The first coins were developed independently in Iron Age Anatolia and Archaic Greece, India and China around the 7th and 6th centuries BCE. Coins spread rapidly in the 6th and 5th centuries BCE, throughout Greece and Persia, and further to the Balkans. Standardized Roman currency was used throughout the Roman Empire. Important Roman gold and silver coins were continued into the Middle Ages (see Gold dinar, Solidus, Aureus, Denarius). Ancient and early medieval coins in theory had the value of their metal content, although there have been many instances throughout history of the metal content of coins being debased, so that the inferior coins were worth less in metal than their face value. Fiat money first arose in medieval China, with the jiaozi paper money. Early paper money was introduced in Europe in the later Middle Ages, but some coins continued to have the value of the gold or silver they contained throughout the Early Modern period.

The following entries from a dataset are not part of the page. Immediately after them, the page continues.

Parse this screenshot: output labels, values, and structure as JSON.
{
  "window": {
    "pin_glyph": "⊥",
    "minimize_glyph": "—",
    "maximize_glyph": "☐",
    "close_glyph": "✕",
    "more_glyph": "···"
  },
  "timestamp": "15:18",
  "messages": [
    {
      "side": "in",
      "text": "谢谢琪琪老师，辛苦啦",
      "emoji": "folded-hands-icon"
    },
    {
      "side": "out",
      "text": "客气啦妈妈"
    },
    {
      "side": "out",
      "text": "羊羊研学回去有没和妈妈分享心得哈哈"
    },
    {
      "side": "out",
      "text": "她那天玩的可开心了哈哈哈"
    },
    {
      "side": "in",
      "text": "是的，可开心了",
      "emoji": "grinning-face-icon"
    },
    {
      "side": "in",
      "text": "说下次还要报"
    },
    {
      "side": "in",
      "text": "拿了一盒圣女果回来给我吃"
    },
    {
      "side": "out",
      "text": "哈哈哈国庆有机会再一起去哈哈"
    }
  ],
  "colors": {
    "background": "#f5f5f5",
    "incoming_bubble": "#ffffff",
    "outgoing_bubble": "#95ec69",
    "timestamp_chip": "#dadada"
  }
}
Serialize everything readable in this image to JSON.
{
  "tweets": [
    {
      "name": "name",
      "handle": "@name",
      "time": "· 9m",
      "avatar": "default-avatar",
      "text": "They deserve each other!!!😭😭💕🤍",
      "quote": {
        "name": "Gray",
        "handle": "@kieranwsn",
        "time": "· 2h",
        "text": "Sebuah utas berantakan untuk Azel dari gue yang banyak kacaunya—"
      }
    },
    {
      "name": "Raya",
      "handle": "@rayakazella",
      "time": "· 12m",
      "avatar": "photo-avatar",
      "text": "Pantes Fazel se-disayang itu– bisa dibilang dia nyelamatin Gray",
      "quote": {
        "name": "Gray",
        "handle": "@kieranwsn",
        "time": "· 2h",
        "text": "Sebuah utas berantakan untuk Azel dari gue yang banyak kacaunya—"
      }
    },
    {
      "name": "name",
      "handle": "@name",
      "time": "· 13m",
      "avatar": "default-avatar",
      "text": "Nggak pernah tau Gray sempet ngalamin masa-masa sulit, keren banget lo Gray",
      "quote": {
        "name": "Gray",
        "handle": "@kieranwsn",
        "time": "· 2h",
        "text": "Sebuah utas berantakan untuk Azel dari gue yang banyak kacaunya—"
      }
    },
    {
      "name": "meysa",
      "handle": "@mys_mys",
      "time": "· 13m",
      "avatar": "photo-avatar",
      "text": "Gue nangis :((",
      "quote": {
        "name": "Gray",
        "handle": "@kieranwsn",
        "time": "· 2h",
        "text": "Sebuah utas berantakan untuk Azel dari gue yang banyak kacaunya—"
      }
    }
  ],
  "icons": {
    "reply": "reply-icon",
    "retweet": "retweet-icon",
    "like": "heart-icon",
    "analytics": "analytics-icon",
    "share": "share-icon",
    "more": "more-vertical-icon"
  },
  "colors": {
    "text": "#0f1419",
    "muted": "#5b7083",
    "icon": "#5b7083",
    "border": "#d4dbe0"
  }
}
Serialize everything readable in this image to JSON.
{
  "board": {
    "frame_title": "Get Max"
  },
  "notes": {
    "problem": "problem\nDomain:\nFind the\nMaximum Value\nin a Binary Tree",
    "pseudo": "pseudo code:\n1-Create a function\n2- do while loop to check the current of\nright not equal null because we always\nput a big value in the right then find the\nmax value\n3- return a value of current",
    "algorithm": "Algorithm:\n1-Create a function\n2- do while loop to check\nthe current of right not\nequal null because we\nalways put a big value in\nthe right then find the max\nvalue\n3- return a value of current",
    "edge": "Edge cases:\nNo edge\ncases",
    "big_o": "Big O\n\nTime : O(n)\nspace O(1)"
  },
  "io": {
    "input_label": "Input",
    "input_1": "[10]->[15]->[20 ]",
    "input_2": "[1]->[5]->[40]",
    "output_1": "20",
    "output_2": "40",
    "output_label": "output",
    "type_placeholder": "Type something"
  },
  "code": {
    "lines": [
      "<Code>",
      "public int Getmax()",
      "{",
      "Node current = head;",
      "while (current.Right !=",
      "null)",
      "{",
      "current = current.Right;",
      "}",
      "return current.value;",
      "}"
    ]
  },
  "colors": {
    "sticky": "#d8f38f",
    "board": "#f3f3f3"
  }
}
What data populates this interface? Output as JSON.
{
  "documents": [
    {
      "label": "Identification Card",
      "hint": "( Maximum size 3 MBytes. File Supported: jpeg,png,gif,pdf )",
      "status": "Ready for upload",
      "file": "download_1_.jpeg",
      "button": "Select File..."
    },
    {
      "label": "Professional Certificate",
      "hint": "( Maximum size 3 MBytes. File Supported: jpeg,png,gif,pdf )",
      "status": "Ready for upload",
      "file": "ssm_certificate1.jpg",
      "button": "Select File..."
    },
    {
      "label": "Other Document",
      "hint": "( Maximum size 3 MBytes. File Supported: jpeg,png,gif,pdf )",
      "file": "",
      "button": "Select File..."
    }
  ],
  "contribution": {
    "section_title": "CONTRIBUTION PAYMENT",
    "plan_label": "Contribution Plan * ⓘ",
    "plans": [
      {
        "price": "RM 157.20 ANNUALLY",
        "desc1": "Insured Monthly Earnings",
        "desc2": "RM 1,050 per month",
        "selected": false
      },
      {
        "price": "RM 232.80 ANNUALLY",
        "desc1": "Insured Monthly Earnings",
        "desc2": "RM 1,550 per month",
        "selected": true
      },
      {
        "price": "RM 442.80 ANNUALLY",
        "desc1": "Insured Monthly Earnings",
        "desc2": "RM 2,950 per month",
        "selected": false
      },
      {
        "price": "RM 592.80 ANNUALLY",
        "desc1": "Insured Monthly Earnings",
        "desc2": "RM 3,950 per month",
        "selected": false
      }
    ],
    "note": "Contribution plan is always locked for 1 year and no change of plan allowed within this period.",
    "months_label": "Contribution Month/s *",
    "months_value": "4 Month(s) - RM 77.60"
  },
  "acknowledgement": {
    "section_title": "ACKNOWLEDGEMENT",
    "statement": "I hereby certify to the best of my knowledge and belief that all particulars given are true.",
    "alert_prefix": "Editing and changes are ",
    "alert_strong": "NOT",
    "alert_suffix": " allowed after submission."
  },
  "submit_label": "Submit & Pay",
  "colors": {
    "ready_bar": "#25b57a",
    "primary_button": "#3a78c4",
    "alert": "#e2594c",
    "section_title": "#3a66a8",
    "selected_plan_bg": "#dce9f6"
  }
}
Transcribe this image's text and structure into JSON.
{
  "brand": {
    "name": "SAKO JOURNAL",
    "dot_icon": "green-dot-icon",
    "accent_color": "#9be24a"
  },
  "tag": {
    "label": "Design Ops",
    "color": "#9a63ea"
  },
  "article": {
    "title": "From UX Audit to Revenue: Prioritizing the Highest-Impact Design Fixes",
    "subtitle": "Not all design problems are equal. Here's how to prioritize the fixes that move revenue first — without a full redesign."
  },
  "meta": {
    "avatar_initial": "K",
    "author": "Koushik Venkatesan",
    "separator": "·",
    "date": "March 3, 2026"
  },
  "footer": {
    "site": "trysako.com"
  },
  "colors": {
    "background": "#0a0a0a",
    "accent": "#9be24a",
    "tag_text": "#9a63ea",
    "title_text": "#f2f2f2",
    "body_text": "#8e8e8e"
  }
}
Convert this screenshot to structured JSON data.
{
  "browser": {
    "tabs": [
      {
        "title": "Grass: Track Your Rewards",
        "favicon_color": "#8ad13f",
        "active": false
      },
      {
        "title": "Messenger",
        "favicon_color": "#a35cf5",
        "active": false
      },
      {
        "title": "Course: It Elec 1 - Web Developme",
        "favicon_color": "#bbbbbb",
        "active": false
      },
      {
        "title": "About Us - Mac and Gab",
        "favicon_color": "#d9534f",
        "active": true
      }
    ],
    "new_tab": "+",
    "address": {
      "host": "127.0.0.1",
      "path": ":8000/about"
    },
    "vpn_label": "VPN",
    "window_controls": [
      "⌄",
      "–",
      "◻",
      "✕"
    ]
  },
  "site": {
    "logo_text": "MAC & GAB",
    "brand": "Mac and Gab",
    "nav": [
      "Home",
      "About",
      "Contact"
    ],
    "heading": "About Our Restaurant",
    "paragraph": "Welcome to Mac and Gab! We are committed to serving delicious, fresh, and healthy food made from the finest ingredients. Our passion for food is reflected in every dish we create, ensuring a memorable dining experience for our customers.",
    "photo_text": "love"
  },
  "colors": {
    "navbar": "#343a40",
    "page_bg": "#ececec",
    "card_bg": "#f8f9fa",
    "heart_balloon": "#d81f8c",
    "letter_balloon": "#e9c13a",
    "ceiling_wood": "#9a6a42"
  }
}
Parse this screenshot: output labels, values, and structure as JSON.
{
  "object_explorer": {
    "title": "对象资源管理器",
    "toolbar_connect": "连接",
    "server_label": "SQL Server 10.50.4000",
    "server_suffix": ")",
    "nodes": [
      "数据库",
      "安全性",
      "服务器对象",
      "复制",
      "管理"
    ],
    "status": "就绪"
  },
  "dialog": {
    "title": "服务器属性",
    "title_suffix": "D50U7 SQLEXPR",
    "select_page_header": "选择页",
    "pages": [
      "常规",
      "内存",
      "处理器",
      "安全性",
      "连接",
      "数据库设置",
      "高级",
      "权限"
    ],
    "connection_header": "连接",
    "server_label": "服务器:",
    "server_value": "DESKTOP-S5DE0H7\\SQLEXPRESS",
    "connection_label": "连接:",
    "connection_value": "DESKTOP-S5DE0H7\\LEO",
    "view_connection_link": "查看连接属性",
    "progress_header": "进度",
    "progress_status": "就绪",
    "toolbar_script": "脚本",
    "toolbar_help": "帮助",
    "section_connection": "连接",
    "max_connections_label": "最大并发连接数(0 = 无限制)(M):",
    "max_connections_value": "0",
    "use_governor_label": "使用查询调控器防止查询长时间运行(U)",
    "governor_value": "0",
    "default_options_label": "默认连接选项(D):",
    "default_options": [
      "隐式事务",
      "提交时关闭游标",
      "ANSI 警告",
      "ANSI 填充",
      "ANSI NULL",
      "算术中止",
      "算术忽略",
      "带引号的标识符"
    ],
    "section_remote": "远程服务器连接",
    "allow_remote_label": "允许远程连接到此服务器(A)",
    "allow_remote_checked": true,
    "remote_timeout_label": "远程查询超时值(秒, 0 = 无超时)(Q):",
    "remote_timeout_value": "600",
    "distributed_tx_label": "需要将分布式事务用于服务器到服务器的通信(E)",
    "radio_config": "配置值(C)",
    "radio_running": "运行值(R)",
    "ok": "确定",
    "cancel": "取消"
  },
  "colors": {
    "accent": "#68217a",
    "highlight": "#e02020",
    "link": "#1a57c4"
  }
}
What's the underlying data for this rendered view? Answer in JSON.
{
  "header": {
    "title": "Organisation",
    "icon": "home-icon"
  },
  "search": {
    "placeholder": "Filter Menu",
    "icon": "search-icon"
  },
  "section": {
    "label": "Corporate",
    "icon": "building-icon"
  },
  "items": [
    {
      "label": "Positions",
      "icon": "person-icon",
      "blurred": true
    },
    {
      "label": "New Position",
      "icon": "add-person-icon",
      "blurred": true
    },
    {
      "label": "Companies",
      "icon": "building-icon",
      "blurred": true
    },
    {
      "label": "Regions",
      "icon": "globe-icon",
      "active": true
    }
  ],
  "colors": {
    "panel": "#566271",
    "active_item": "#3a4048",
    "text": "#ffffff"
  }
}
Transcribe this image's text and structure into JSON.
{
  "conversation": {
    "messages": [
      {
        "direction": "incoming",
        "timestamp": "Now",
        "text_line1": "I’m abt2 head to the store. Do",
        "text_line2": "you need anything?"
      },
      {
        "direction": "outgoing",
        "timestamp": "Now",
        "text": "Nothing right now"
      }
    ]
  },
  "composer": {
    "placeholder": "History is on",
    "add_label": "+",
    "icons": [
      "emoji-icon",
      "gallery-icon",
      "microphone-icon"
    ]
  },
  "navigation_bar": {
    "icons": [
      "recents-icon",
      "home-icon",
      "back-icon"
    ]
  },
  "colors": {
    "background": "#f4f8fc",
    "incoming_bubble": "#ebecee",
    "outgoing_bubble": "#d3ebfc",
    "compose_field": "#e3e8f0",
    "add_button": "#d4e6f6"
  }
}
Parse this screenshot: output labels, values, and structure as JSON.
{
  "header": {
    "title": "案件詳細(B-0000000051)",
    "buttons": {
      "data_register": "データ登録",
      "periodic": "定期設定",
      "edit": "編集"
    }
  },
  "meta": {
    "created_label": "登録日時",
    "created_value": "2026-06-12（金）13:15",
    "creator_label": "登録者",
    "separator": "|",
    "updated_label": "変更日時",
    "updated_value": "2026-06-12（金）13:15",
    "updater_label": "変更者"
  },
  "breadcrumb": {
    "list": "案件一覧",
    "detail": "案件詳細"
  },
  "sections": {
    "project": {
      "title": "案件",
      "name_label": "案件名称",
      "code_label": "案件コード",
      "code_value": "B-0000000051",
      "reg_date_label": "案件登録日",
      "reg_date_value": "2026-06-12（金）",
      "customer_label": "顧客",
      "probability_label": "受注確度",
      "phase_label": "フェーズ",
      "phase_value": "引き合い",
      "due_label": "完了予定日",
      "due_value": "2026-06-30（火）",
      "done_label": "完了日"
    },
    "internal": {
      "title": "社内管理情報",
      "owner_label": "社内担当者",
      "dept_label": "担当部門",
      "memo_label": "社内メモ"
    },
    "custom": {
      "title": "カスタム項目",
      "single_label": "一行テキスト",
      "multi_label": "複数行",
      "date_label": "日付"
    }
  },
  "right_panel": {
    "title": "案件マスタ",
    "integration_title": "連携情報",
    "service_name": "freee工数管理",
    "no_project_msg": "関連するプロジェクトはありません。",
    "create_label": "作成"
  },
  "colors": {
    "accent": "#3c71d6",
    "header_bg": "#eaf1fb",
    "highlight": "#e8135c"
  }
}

The penny was minted as a silver coin until the 17th century. The first circulating United States coins were cents (pennies), produced in 1793, and made entirely from copper. Silver content was reduced in many coins in the 19th century (use of billon), and the first coins made entirely of base metal (e.g. nickel, cupronickel, aluminium bronze), representing values higher than the value of their metal, were minted in the mid 19th century.
An oxhide ingot from Crete. Late Bronze Age metal ingots were given standard shapes, such as the shape of an “ox-hide”, suggesting that they represented standardized values. Coins were an evolution of “currency” systems of the Late Bronze Age, where standard-sized ingots, and tokens such as knife money, were used to store and transfer value. In the late Chinese Bronze Age, standardized cast tokens were made, such as those discovered in a tomb near Anyang. These were replicas in bronze of earlier Chinese currency, cowrie shells, so they were named Bronze Shell